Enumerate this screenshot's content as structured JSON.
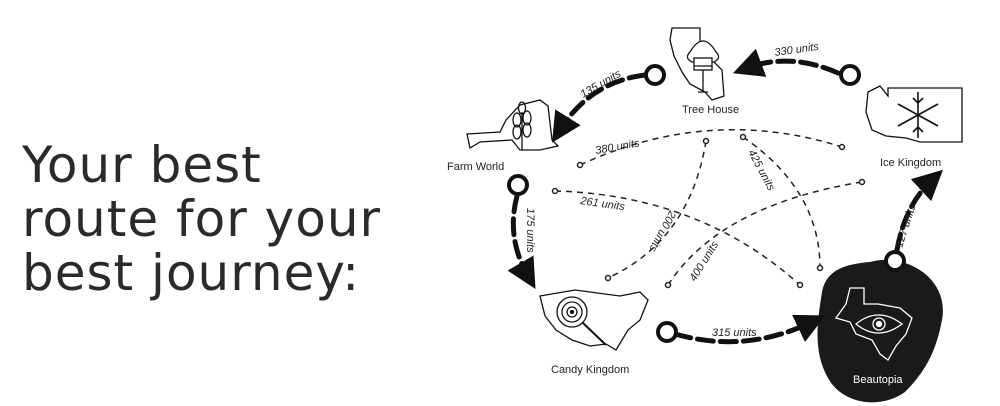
{
  "headline": {
    "line1": "Your best",
    "line2": "route for your",
    "line3": "best journey:"
  },
  "places": {
    "tree_house": "Tree House",
    "farm_world": "Farm World",
    "ice_kingdom": "Ice Kingdom",
    "candy_kingdom": "Candy Kingdom",
    "beautopia": "Beautopia"
  },
  "route": {
    "ice_to_tree": "330 units",
    "tree_to_farm": "135 units",
    "farm_to_candy": "175 units",
    "candy_to_beautopia": "315 units",
    "beautopia_to_ice": "127 units"
  },
  "alternates": {
    "farm_ice": "380 units",
    "tree_beautopia": "425 units",
    "farm_beautopia": "261 units",
    "tree_candy": "200 units",
    "candy_ice": "400 units"
  },
  "colors": {
    "ink": "#111111",
    "blob": "#1a1a1a",
    "text": "#2a2a2a"
  }
}
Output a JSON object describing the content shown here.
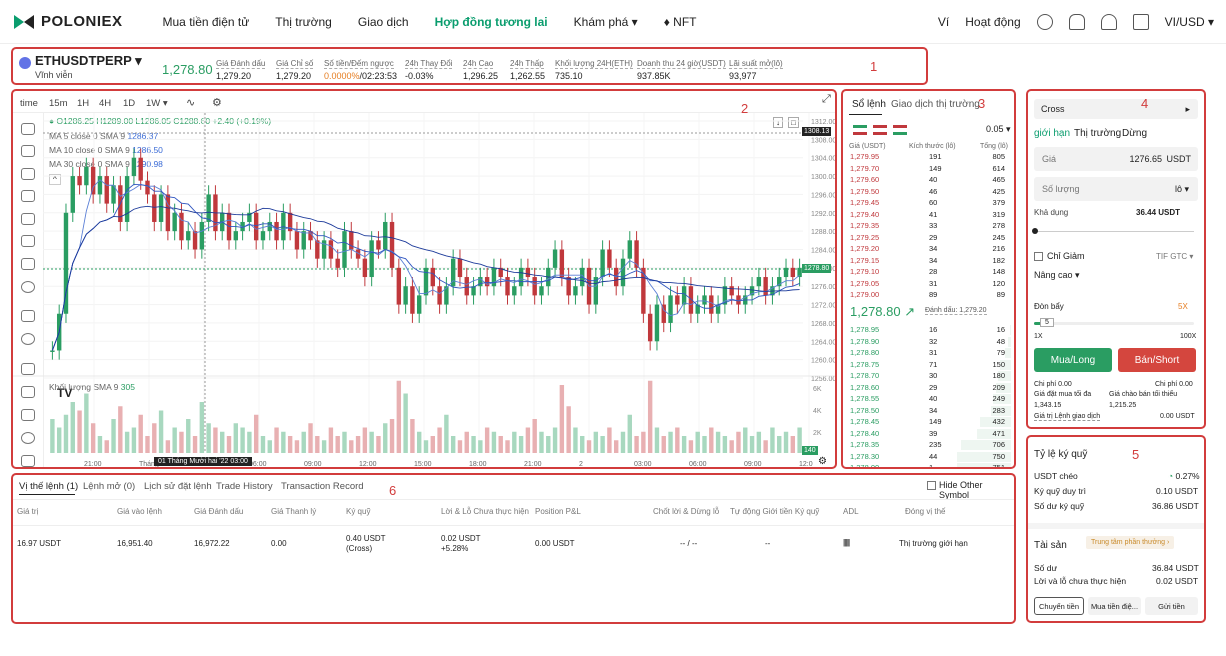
{
  "nav": {
    "brand": "POLONIEX",
    "links": [
      "Mua tiền điện tử",
      "Thị trường",
      "Giao dịch",
      "Hợp đồng tương lai",
      "Khám phá ▾",
      "♦ NFT"
    ],
    "wallet": "Ví",
    "activity": "Hoạt động",
    "currency": "VI/USD ▾"
  },
  "ticker": {
    "symbol": "ETHUSDTPERP",
    "sub": "Vĩnh viễn",
    "price": "1,278.80",
    "stats": [
      {
        "l": "Giá Đánh dấu",
        "v": "1,279.20"
      },
      {
        "l": "Giá Chỉ số",
        "v": "1,279.20"
      },
      {
        "l": "Số tiền/Đếm ngược",
        "v": "0.0000%",
        "v2": "/02:23:53"
      },
      {
        "l": "24h Thay Đổi",
        "v": "-0.03%"
      },
      {
        "l": "24h Cao",
        "v": "1,296.25"
      },
      {
        "l": "24h Thấp",
        "v": "1,262.55"
      },
      {
        "l": "Khối lượng 24H(ETH)",
        "v": "735.10"
      },
      {
        "l": "Doanh thu 24 giờ(USDT)",
        "v": "937.85K"
      },
      {
        "l": "Lãi suất mở(lô)",
        "v": "93,977"
      }
    ]
  },
  "labels": {
    "b1": "1",
    "b2": "2",
    "b3": "3",
    "b4": "4",
    "b5": "5",
    "b6": "6"
  },
  "chart": {
    "toolbar": [
      "time",
      "15m",
      "1H",
      "4H",
      "1D",
      "1W ▾"
    ],
    "ohlc": "O1286.25 H1289.00 L1286.05 C1288.60 +2.40 (+0.19%)",
    "ma": [
      {
        "l": "MA 5 close 0 SMA 9",
        "v": "1286.37"
      },
      {
        "l": "MA 10 close 0 SMA 9",
        "v": "1286.50"
      },
      {
        "l": "MA 30 close 0 SMA 9",
        "v": "1290.98"
      }
    ],
    "vol_label": "Khối lượng SMA 9",
    "vol_val": "305",
    "prices": [
      "1312.00",
      "1308.00",
      "1304.00",
      "1300.00",
      "1296.00",
      "1292.00",
      "1288.00",
      "1284.00",
      "1280.00",
      "1276.00",
      "1272.00",
      "1268.00",
      "1264.00",
      "1260.00",
      "1256.00"
    ],
    "vol_ticks": [
      "6K",
      "4K",
      "2K"
    ],
    "cur_price": "1308.13",
    "last_price": "1278.80",
    "vol_badge": "140",
    "times": [
      "21:00",
      "Tháng M",
      "03:00",
      "06:00",
      "09:00",
      "12:00",
      "15:00",
      "18:00",
      "21:00",
      "2",
      "03:00",
      "06:00",
      "09:00",
      "12:0"
    ],
    "crosshair": "01 Tháng Mười hai '22  03:00",
    "series": [
      1262,
      1270,
      1292,
      1300,
      1298,
      1302,
      1296,
      1300,
      1294,
      1298,
      1290,
      1300,
      1304,
      1299,
      1296,
      1290,
      1296,
      1288,
      1292,
      1286,
      1288,
      1284,
      1290,
      1296,
      1288,
      1292,
      1286,
      1288,
      1290,
      1292,
      1286,
      1288,
      1290,
      1286,
      1292,
      1288,
      1284,
      1288,
      1286,
      1282,
      1286,
      1282,
      1280,
      1288,
      1284,
      1282,
      1278,
      1286,
      1284,
      1290,
      1280,
      1272,
      1276,
      1270,
      1274,
      1280,
      1276,
      1272,
      1276,
      1282,
      1278,
      1274,
      1276,
      1278,
      1276,
      1280,
      1278,
      1274,
      1276,
      1280,
      1278,
      1274,
      1276,
      1280,
      1284,
      1278,
      1274,
      1276,
      1280,
      1272,
      1278,
      1284,
      1280,
      1276,
      1282,
      1286,
      1280,
      1270,
      1264,
      1272,
      1268,
      1274,
      1272,
      1276,
      1270,
      1272,
      1274,
      1270,
      1272,
      1276,
      1274,
      1272,
      1274,
      1276,
      1278,
      1274,
      1276,
      1278,
      1280,
      1278,
      1280
    ],
    "volumes": [
      40,
      30,
      45,
      60,
      50,
      70,
      35,
      20,
      15,
      40,
      55,
      25,
      30,
      45,
      20,
      35,
      50,
      15,
      30,
      25,
      40,
      20,
      60,
      35,
      30,
      25,
      20,
      35,
      30,
      25,
      45,
      20,
      15,
      30,
      25,
      20,
      15,
      25,
      35,
      20,
      15,
      30,
      20,
      25,
      15,
      20,
      30,
      25,
      20,
      35,
      40,
      85,
      70,
      40,
      25,
      15,
      20,
      30,
      45,
      20,
      15,
      25,
      20,
      15,
      30,
      25,
      20,
      15,
      25,
      20,
      30,
      40,
      25,
      20,
      30,
      80,
      55,
      30,
      20,
      15,
      25,
      20,
      30,
      15,
      25,
      45,
      20,
      25,
      85,
      30,
      20,
      25,
      30,
      20,
      15,
      25,
      20,
      30,
      25,
      20,
      15,
      25,
      30,
      20,
      25,
      15,
      30,
      20,
      25,
      20,
      30
    ]
  },
  "orderbook": {
    "tabs": [
      "Sổ lệnh",
      "Giao dịch thị trường"
    ],
    "step": "0.05 ▾",
    "cols": [
      "Giá (USDT)",
      "Kích thước (lô)",
      "Tổng (lô)"
    ],
    "asks": [
      [
        "1,279.95",
        "191",
        "805"
      ],
      [
        "1,279.70",
        "149",
        "614"
      ],
      [
        "1,279.60",
        "40",
        "465"
      ],
      [
        "1,279.50",
        "46",
        "425"
      ],
      [
        "1,279.45",
        "60",
        "379"
      ],
      [
        "1,279.40",
        "41",
        "319"
      ],
      [
        "1,279.35",
        "33",
        "278"
      ],
      [
        "1,279.25",
        "29",
        "245"
      ],
      [
        "1,279.20",
        "34",
        "216"
      ],
      [
        "1,279.15",
        "34",
        "182"
      ],
      [
        "1,279.10",
        "28",
        "148"
      ],
      [
        "1,279.05",
        "31",
        "120"
      ],
      [
        "1,279.00",
        "89",
        "89"
      ]
    ],
    "mid": "1,278.80 ↗",
    "mark": "Đánh dấu: 1,279.20",
    "bids": [
      [
        "1,278.95",
        "16",
        "16"
      ],
      [
        "1,278.90",
        "32",
        "48"
      ],
      [
        "1,278.80",
        "31",
        "79"
      ],
      [
        "1,278.75",
        "71",
        "150"
      ],
      [
        "1,278.70",
        "30",
        "180"
      ],
      [
        "1,278.60",
        "29",
        "209"
      ],
      [
        "1,278.55",
        "40",
        "249"
      ],
      [
        "1,278.50",
        "34",
        "283"
      ],
      [
        "1,278.45",
        "149",
        "432"
      ],
      [
        "1,278.40",
        "39",
        "471"
      ],
      [
        "1,278.35",
        "235",
        "706"
      ],
      [
        "1,278.30",
        "44",
        "750"
      ],
      [
        "1,278.00",
        "1",
        "751"
      ]
    ]
  },
  "order": {
    "mode": "Cross",
    "tabs": [
      "giới hạn",
      "Thị trường",
      "Dừng"
    ],
    "price_label": "Giá",
    "price_val": "1276.65",
    "price_unit": "USDT",
    "qty_label": "Số lượng",
    "qty_unit": "lô ▾",
    "avail_label": "Khả dụng",
    "avail_val": "36.44 USDT",
    "reduce": "Chỉ Giảm",
    "tif": "TIF",
    "gtc": "GTC ▾",
    "adv": "Nâng cao ▾",
    "lev_label": "Đòn bẩy",
    "lev_val": "5X",
    "lev_input": "5",
    "lev_min": "1X",
    "lev_max": "100X",
    "buy": "Mua/Long",
    "sell": "Bán/Short",
    "cost_l": "Chi phí 0.00",
    "cost_r": "Chi phí 0.00",
    "max_buy": "Giá đặt mua tối đa",
    "max_buy_v": "1,343.15",
    "min_sell": "Giá chào bán tối thiểu",
    "min_sell_v": "1,215.25",
    "order_val": "Giá trị Lệnh giao dịch",
    "order_val_v": "0.00 USDT",
    "lev_frac": 0.05
  },
  "margin": {
    "title": "Tỷ lệ ký quỹ",
    "rows": [
      {
        "l": "USDT chéo",
        "v": "0.27%"
      },
      {
        "l": "Ký quỹ duy trì",
        "v": "0.10 USDT"
      },
      {
        "l": "Số dư ký quỹ",
        "v": "36.86 USDT"
      }
    ],
    "assets": "Tài sản",
    "reward": "Trung tâm phần thưởng  ›",
    "rows2": [
      {
        "l": "Số dư",
        "v": "36.84 USDT"
      },
      {
        "l": "Lời và lỗ chưa thực hiện",
        "v": "0.02 USDT"
      }
    ],
    "btns": [
      "Chuyển tiền",
      "Mua tiền điệ...",
      "Gửi tiền"
    ]
  },
  "positions": {
    "tabs": [
      "Vị thế lệnh (1)",
      "Lệnh mở (0)",
      "Lịch sử đặt lệnh",
      "Trade History",
      "Transaction Record"
    ],
    "hide": "Hide Other Symbol",
    "cols": [
      "Giá trị",
      "Giá vào lệnh",
      "Giá Đánh dấu",
      "Giá Thanh lý",
      "Ký quỹ",
      "Lời & Lỗ Chưa thực hiện",
      "Position P&L",
      "Chốt lời & Dừng lỗ",
      "Tự động Giới tiền Ký quỹ",
      "ADL",
      "Đóng vị thế"
    ],
    "row": [
      "16.97 USDT",
      "16,951.40",
      "16,972.22",
      "0.00",
      "0.40 USDT",
      "(Cross)",
      "0.02 USDT",
      "+5.28%",
      "0.00 USDT",
      "-- / --",
      "--",
      "Thị trường",
      "giới hạn"
    ]
  }
}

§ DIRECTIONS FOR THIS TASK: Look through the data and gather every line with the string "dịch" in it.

§ COMPLETED TASK:
      "Giao dịch",
      "Giao dịch thị trường"
    "order_val": "Giá trị Lệnh giao dịch",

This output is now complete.